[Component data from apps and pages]
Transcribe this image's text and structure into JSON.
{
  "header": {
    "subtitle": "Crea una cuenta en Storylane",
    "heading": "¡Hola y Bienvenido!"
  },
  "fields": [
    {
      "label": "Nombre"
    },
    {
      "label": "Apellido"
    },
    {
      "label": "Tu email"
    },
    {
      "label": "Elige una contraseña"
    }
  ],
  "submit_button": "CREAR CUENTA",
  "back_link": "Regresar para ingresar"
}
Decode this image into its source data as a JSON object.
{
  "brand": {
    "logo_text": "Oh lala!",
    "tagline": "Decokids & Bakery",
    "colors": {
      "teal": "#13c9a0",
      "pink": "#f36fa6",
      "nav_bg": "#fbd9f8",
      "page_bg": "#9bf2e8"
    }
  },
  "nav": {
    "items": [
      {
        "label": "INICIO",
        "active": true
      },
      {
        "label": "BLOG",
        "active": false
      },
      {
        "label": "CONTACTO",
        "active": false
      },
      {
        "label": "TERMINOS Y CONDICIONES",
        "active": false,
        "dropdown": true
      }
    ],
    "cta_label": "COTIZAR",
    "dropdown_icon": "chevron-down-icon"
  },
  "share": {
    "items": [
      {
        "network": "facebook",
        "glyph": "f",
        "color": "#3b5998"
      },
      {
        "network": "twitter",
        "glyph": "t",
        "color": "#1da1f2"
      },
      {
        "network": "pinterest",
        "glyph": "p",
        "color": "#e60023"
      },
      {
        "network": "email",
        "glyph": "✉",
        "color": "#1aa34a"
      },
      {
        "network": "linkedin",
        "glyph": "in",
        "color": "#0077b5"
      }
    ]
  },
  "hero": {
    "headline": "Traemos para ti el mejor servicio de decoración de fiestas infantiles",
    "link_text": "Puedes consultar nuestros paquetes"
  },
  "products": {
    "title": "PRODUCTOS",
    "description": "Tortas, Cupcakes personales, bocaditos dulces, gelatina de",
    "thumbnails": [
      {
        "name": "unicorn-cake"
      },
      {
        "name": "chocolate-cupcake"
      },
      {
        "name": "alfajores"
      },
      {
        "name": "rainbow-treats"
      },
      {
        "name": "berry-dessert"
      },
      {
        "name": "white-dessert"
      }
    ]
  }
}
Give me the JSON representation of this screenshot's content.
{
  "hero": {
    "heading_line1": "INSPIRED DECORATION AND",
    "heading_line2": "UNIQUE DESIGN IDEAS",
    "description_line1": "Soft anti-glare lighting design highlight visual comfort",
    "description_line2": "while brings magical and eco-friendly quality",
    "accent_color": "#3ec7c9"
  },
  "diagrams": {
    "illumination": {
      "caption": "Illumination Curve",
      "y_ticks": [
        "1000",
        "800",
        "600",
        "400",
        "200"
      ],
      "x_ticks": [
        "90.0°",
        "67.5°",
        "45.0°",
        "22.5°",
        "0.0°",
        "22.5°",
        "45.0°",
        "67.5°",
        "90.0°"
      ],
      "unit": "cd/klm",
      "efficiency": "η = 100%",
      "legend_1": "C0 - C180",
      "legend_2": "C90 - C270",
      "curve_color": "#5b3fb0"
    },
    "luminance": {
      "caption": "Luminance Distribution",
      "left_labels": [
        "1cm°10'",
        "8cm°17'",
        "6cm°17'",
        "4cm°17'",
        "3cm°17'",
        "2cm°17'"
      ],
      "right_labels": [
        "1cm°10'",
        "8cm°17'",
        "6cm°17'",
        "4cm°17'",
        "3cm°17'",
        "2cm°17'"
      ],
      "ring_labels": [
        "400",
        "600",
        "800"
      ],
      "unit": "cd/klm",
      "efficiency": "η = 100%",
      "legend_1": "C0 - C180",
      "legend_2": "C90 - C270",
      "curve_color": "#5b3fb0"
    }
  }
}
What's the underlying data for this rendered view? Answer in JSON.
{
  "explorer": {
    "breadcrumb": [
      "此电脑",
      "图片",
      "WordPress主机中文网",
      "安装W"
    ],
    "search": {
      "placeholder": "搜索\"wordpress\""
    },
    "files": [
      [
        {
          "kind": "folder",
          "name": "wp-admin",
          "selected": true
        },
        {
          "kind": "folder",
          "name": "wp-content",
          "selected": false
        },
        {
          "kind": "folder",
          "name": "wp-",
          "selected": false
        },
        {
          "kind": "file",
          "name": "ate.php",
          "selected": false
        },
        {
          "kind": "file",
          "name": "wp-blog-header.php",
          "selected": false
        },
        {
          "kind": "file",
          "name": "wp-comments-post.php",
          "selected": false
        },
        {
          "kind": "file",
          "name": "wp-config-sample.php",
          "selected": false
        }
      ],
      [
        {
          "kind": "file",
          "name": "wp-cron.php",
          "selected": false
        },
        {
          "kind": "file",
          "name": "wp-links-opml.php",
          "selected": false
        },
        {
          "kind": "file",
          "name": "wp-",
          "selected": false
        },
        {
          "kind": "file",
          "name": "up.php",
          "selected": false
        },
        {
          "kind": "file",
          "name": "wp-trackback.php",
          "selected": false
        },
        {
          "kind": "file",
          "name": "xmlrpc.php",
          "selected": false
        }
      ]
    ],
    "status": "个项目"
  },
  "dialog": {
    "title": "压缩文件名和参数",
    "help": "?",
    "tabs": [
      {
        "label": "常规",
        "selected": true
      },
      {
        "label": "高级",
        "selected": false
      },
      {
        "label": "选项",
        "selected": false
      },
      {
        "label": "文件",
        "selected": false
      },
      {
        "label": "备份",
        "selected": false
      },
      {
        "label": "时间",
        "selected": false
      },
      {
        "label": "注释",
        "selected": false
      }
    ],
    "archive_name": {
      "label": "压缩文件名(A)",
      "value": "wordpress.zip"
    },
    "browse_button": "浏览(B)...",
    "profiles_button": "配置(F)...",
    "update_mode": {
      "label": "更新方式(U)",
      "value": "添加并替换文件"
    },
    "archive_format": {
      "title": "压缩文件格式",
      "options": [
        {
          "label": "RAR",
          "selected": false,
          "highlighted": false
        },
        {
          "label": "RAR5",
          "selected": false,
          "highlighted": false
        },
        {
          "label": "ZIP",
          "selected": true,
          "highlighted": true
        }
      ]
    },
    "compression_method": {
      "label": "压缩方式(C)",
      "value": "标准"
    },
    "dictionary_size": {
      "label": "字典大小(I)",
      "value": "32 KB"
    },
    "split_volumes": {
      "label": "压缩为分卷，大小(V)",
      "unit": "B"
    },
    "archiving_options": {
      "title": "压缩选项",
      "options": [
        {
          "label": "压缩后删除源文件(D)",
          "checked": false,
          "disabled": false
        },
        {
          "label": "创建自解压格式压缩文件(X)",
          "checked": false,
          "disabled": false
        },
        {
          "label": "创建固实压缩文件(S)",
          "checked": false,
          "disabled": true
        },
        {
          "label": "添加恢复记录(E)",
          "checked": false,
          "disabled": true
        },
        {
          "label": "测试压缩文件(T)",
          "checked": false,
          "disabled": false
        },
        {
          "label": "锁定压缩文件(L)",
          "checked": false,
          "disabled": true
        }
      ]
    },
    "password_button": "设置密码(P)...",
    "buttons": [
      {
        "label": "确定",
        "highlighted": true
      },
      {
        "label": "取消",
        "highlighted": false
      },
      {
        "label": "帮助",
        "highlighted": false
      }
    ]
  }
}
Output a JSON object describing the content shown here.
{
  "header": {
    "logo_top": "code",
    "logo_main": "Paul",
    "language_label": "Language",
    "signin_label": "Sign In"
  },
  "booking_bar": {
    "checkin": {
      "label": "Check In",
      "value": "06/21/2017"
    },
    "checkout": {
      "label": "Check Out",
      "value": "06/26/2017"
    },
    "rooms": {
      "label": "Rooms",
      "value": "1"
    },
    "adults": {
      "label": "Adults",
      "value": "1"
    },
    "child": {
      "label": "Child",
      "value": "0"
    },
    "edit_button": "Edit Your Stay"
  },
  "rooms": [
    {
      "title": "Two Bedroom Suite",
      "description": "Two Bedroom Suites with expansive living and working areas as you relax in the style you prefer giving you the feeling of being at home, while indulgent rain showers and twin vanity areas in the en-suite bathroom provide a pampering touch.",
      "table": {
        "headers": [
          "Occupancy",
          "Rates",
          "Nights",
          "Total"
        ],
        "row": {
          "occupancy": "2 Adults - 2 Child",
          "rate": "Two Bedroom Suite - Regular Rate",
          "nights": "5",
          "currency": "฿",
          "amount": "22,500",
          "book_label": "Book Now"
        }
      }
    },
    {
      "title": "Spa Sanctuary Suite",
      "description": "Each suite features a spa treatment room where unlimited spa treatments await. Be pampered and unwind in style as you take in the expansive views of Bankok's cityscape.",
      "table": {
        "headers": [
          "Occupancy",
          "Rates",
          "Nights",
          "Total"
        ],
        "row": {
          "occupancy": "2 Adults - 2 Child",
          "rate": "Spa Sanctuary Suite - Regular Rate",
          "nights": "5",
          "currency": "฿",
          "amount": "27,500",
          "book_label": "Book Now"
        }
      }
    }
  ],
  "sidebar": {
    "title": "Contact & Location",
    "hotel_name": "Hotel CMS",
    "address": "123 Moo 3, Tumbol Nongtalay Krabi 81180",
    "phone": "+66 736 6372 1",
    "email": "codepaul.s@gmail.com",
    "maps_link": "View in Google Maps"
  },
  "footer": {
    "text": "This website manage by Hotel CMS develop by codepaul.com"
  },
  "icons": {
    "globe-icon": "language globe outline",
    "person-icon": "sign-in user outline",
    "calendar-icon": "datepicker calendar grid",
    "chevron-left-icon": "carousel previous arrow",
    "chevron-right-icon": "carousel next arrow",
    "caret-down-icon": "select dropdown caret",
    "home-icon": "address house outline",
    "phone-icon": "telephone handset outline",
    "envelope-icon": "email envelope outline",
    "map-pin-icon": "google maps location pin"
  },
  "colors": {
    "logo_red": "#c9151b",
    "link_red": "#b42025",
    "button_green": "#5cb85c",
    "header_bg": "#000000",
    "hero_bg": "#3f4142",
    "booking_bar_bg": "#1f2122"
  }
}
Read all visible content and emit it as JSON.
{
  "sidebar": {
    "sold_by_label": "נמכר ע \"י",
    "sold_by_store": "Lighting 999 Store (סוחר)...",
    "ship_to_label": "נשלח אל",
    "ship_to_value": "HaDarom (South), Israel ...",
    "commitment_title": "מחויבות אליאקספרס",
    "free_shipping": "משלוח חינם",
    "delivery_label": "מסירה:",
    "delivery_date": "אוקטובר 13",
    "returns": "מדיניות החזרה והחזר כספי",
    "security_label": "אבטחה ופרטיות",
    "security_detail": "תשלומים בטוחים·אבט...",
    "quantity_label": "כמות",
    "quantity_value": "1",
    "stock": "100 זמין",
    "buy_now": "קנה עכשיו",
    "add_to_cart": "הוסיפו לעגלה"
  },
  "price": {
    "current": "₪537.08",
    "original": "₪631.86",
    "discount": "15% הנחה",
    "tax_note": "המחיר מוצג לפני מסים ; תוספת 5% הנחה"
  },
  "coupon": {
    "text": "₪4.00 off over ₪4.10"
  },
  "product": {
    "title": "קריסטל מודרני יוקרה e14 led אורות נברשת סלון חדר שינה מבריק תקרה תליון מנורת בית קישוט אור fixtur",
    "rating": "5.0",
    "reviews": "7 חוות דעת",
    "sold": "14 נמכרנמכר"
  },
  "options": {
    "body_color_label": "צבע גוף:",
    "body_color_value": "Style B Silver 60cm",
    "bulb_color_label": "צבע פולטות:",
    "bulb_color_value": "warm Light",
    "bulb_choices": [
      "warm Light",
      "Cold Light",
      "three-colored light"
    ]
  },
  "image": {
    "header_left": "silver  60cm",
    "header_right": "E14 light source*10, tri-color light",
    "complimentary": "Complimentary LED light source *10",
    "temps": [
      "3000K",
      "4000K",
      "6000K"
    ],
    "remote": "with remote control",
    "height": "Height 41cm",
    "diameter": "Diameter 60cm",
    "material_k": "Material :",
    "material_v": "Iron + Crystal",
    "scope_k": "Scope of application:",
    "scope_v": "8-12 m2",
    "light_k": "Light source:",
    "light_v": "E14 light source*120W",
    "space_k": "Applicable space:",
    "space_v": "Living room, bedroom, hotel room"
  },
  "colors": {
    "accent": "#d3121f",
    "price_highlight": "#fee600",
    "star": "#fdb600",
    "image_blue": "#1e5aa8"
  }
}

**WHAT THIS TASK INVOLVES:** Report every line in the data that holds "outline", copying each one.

**TASK RESULT:**
    "globe-icon": "language globe outline",
    "person-icon": "sign-in user outline",
    "home-icon": "address house outline",
    "phone-icon": "telephone handset outline",
    "envelope-icon": "email envelope outline",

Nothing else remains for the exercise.